Despite the ceasefire agreement between the Colombian government and the Colombian National Army (ELN) on June 9 in Havana, Cuba, the armed group indicated that it will continue with kidnappings as they are not explicitly prohibited in the agreement. The “bilateral, national, and temporary” ceasefire, the result of several months of negotiations, will come into effect on August 3 for a period of 180 days, that is until February 3, 2024. It is the longest agreement made between the two sides since the guerrilla was formed in the 1960s, the BBC reported.
“In this type of process, there must be clear incentives for the guerrillas to negotiate on military matters,” Jorge Mantilla, a national security and defense expert at the Colombian War College, told Diálogo. “Otherwise, the authorities should think that just as in the peace process with the FARC [Revolutionary Armed Forces of Colombia], they will also have dissident groups to fight.”
According to ELN chief negotiator Pablo Beltrán, kidnappings, as well as extortion, are part of the armed group’s finances and will be maintained if necessary. “Generally, we don’t talk about kidnappings, we talk about retentions. If they are not necessary, they will not be done,” Beltrán told the press after the ceasefire was signed with the Colombian government.
Days later, on June 14, the Colombian Army faulted the ELN for the kidnapping of two people in the department of Arauca: the wife of a service member assigned to the Army’s Task Force Quirón and a public transport driver. In a statement, the Army said it “categorically rejects this criminal act that violates human rights and violates the provisions of international law.”
Although kidnappings were not explicitly prohibited in the protocols of the agreed ceasefire, discussions about the financing of the ELN will continue, Beltrán told the press. The Colombian government however considers kidnappings a “war crime.”

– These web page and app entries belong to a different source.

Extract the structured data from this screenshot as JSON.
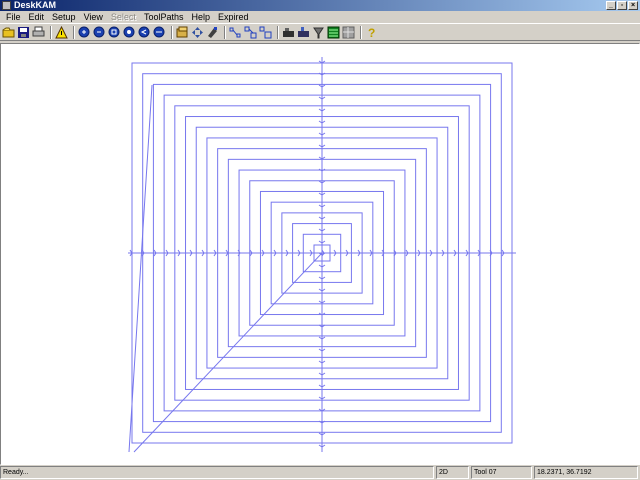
{
  "window": {
    "title": "DeskKAM",
    "controls": {
      "minimize": "_",
      "maximize": "▫",
      "close": "×"
    }
  },
  "menu": [
    {
      "label": "File",
      "enabled": true
    },
    {
      "label": "Edit",
      "enabled": true
    },
    {
      "label": "Setup",
      "enabled": true
    },
    {
      "label": "View",
      "enabled": true
    },
    {
      "label": "Select",
      "enabled": false
    },
    {
      "label": "ToolPaths",
      "enabled": true
    },
    {
      "label": "Help",
      "enabled": true
    },
    {
      "label": "Expired",
      "enabled": true
    }
  ],
  "toolbar": {
    "groups": [
      [
        "open-icon",
        "save-icon",
        "print-icon"
      ],
      [
        "warning-icon"
      ],
      [
        "zoom-in-icon",
        "zoom-out-icon",
        "zoom-window-icon",
        "zoom-fit-icon",
        "zoom-prev-icon",
        "zoom-all-icon"
      ],
      [
        "select-icon",
        "move-icon",
        "rotate-icon"
      ],
      [
        "nodes-icon",
        "link-icon",
        "unlink-icon"
      ],
      [
        "machine-icon",
        "cut-icon",
        "tool-icon",
        "layers-icon",
        "grid-icon"
      ],
      [
        "help-icon"
      ]
    ]
  },
  "canvas": {
    "path_color": "#7777ee",
    "loops": 18
  },
  "status": {
    "message": "Ready...",
    "mode": "2D",
    "tool": "Tool 07",
    "coordinates": "18.2371, 36.7192"
  }
}
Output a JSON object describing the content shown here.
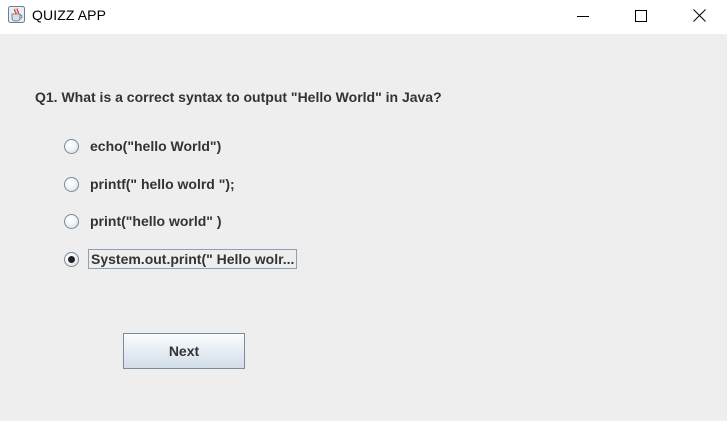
{
  "window": {
    "title": "QUIZZ APP",
    "icon": "java-coffee-cup-icon",
    "controls": [
      "minimize-icon",
      "maximize-icon",
      "close-icon"
    ]
  },
  "quiz": {
    "question": "Q1. What is a correct syntax to output \"Hello World\" in Java?",
    "options": [
      {
        "label": "echo(\"hello World\")",
        "selected": false
      },
      {
        "label": "printf(\" hello wolrd \");",
        "selected": false
      },
      {
        "label": "print(\"hello world\" )",
        "selected": false
      },
      {
        "label": "System.out.print(\" Hello wolr...",
        "selected": true
      }
    ],
    "next_label": "Next"
  }
}
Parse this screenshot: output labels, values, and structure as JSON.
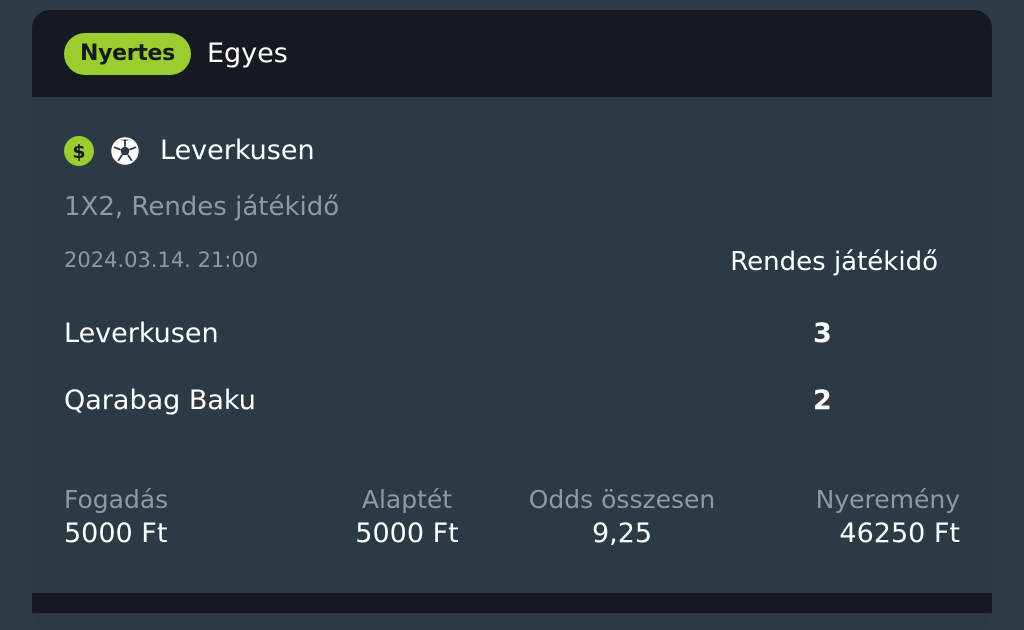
{
  "colors": {
    "page_bg": "#2e3c47",
    "card_bg": "#2b3a45",
    "header_bg": "#141a1f",
    "accent_green": "#9bcd2e",
    "muted_text": "#8e9aa3"
  },
  "header": {
    "status_badge": "Nyertes",
    "bet_type": "Egyes"
  },
  "event": {
    "icons": [
      "dollar-icon",
      "soccer-ball-icon"
    ],
    "name": "Leverkusen",
    "market": "1X2, Rendes játékidő",
    "datetime": "2024.03.14.  21:00",
    "period_label": "Rendes játékidő"
  },
  "teams": [
    {
      "name": "Leverkusen",
      "score": "3"
    },
    {
      "name": "Qarabag Baku",
      "score": "2"
    }
  ],
  "stats": {
    "stake": {
      "label": "Fogadás",
      "value": "5000 Ft"
    },
    "base_stake": {
      "label": "Alaptét",
      "value": "5000 Ft"
    },
    "total_odds": {
      "label": "Odds összesen",
      "value": "9,25"
    },
    "winnings": {
      "label": "Nyeremény",
      "value": "46250 Ft"
    }
  }
}
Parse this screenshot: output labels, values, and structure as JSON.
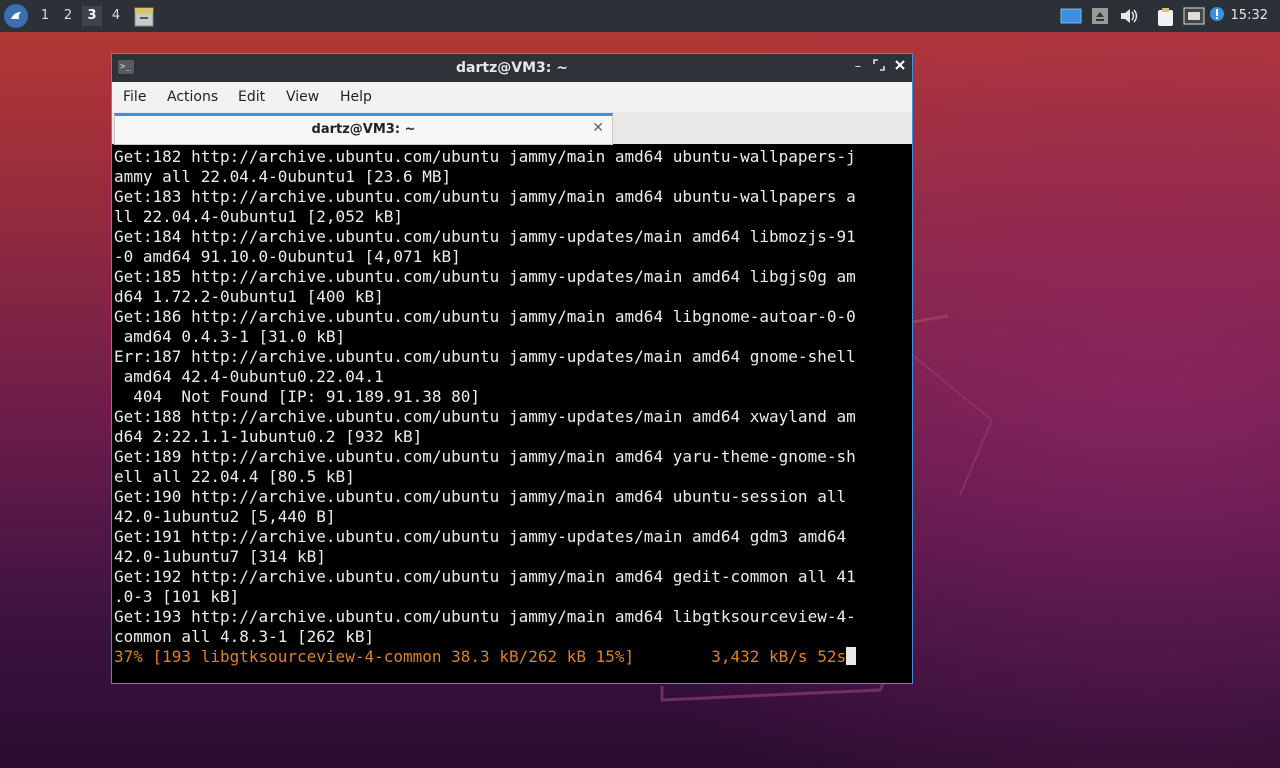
{
  "panel": {
    "workspaces": [
      "1",
      "2",
      "3",
      "4"
    ],
    "active_workspace": "3",
    "clock": "15:32"
  },
  "window": {
    "title": "dartz@VM3: ~",
    "menu": [
      "File",
      "Actions",
      "Edit",
      "View",
      "Help"
    ],
    "tab_title": "dartz@VM3: ~"
  },
  "terminal": {
    "lines": [
      "Get:182 http://archive.ubuntu.com/ubuntu jammy/main amd64 ubuntu-wallpapers-j",
      "ammy all 22.04.4-0ubuntu1 [23.6 MB]",
      "Get:183 http://archive.ubuntu.com/ubuntu jammy/main amd64 ubuntu-wallpapers a",
      "ll 22.04.4-0ubuntu1 [2,052 kB]",
      "Get:184 http://archive.ubuntu.com/ubuntu jammy-updates/main amd64 libmozjs-91",
      "-0 amd64 91.10.0-0ubuntu1 [4,071 kB]",
      "Get:185 http://archive.ubuntu.com/ubuntu jammy-updates/main amd64 libgjs0g am",
      "d64 1.72.2-0ubuntu1 [400 kB]",
      "Get:186 http://archive.ubuntu.com/ubuntu jammy/main amd64 libgnome-autoar-0-0",
      " amd64 0.4.3-1 [31.0 kB]",
      "Err:187 http://archive.ubuntu.com/ubuntu jammy-updates/main amd64 gnome-shell",
      " amd64 42.4-0ubuntu0.22.04.1",
      "  404  Not Found [IP: 91.189.91.38 80]",
      "Get:188 http://archive.ubuntu.com/ubuntu jammy-updates/main amd64 xwayland am",
      "d64 2:22.1.1-1ubuntu0.2 [932 kB]",
      "Get:189 http://archive.ubuntu.com/ubuntu jammy/main amd64 yaru-theme-gnome-sh",
      "ell all 22.04.4 [80.5 kB]",
      "Get:190 http://archive.ubuntu.com/ubuntu jammy/main amd64 ubuntu-session all",
      "42.0-1ubuntu2 [5,440 B]",
      "Get:191 http://archive.ubuntu.com/ubuntu jammy-updates/main amd64 gdm3 amd64",
      "42.0-1ubuntu7 [314 kB]",
      "Get:192 http://archive.ubuntu.com/ubuntu jammy/main amd64 gedit-common all 41",
      ".0-3 [101 kB]",
      "Get:193 http://archive.ubuntu.com/ubuntu jammy/main amd64 libgtksourceview-4-",
      "common all 4.8.3-1 [262 kB]"
    ],
    "progress_line": "37% [193 libgtksourceview-4-common 38.3 kB/262 kB 15%]        3,432 kB/s 52s"
  },
  "colors": {
    "accent": "#3d8fe0",
    "progress": "#d9822b",
    "terminal_bg": "#000000",
    "terminal_fg": "#ededed"
  }
}
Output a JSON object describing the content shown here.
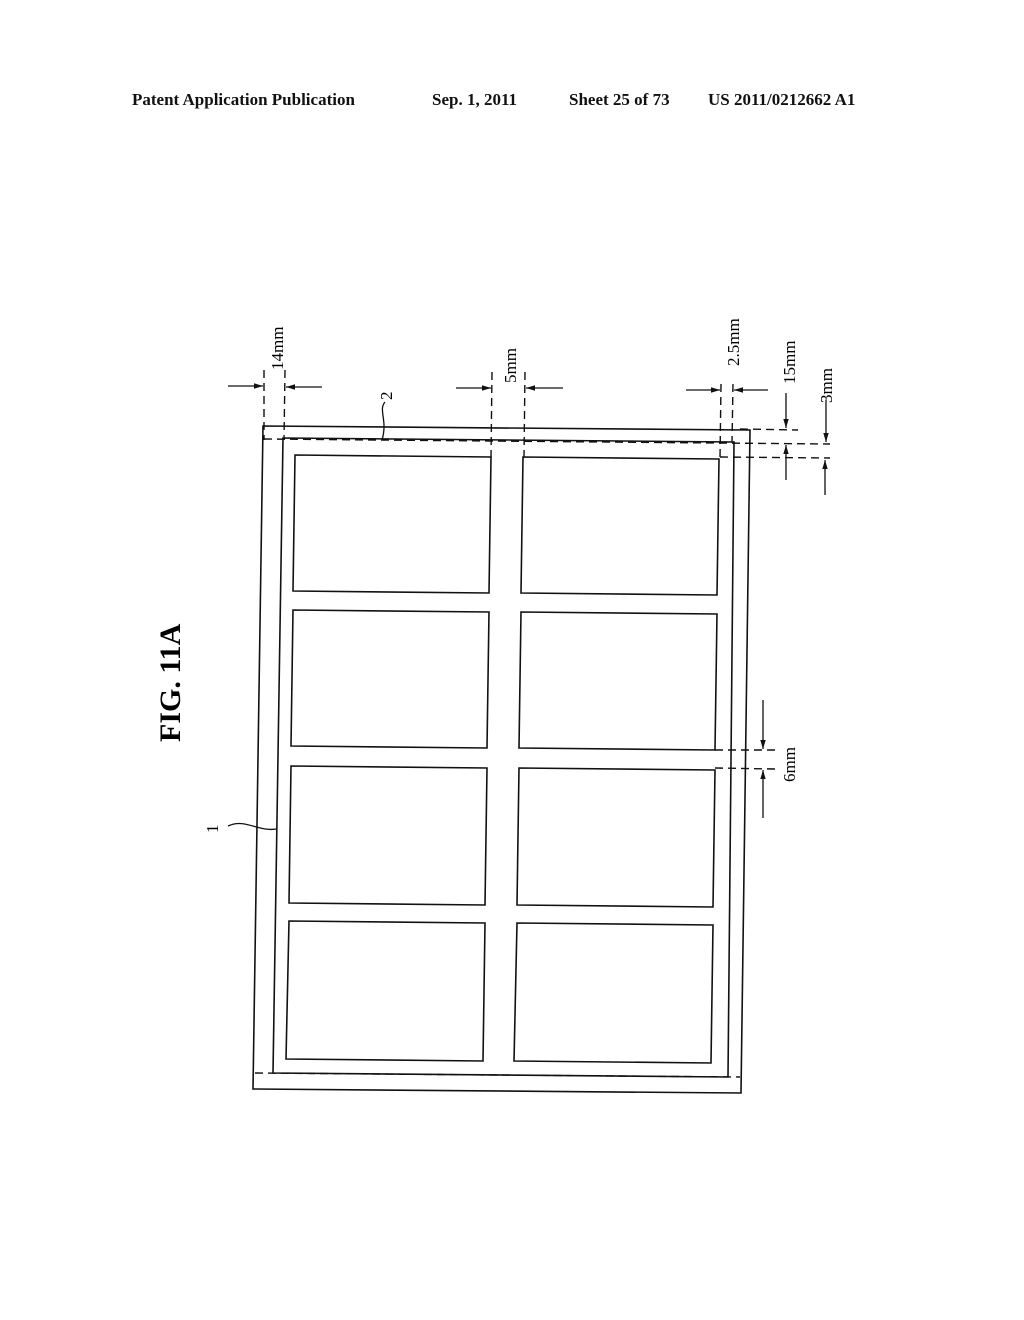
{
  "header": {
    "publication": "Patent Application Publication",
    "date": "Sep. 1, 2011",
    "sheet": "Sheet 25 of 73",
    "number": "US 2011/0212662 A1"
  },
  "figure": {
    "title": "FIG. 11A",
    "reference_labels": {
      "panel": "1",
      "cut_line": "2"
    },
    "dimensions": {
      "left_margin": "14mm",
      "center_gap": "5mm",
      "right_margin": "2.5mm",
      "top_margin": "15mm",
      "top_offset": "3mm",
      "row_gap": "6mm"
    },
    "grid": {
      "rows": 4,
      "columns": 2
    }
  }
}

Otty Patiño, Colombian government chief negotiator, told the Spanish news agency EFE that, for the time being, in the protocol of the agreement, both parties commit themselves not to carry out actions prohibited under international humanitarian law.
The kidnapping “means risks of a political order, of a legal order, and moral risks in the sense that people are beginning not to believe much in the ELN’s will,” Patiño said, Argentine news site Infobae reported. “Even if it is not expressly written in the ceasefire, people imagine that they are in a process of decommissioning weapons to do politics and then, of course, that also highly undermines people’s confidence.”
Gustavo Duncan, a Colombian professor at the Los Andes University in Bogotá and a narcotrafficking and armed conflict expert, told Diálogo that at present there is no clear sense of progress toward a peace process with the ELN, unlike with other criminal organizations.
“The government delegation faces a panorama of negotiation with a guerrilla group that in a new intelligence report registered 131 military actions against the civilian population and the security forces, from January 2023 to April 27,” international news outlet Publimetro reported.
For the Colombian Armed Forces the implementation of the ceasefire means in a first phase, dubbed Technical Readiness, continuing with military operations against illegal activities such as narcotrafficking, illegal mining, arms trafficking, and related crimes that ELN members are engaged in, until August 2, Infobae reported. They must also comply with existing arrest warrants for members of the armed group.
The suspension of operations will be made by order of President Gustavo Petro, scheduled for August 3.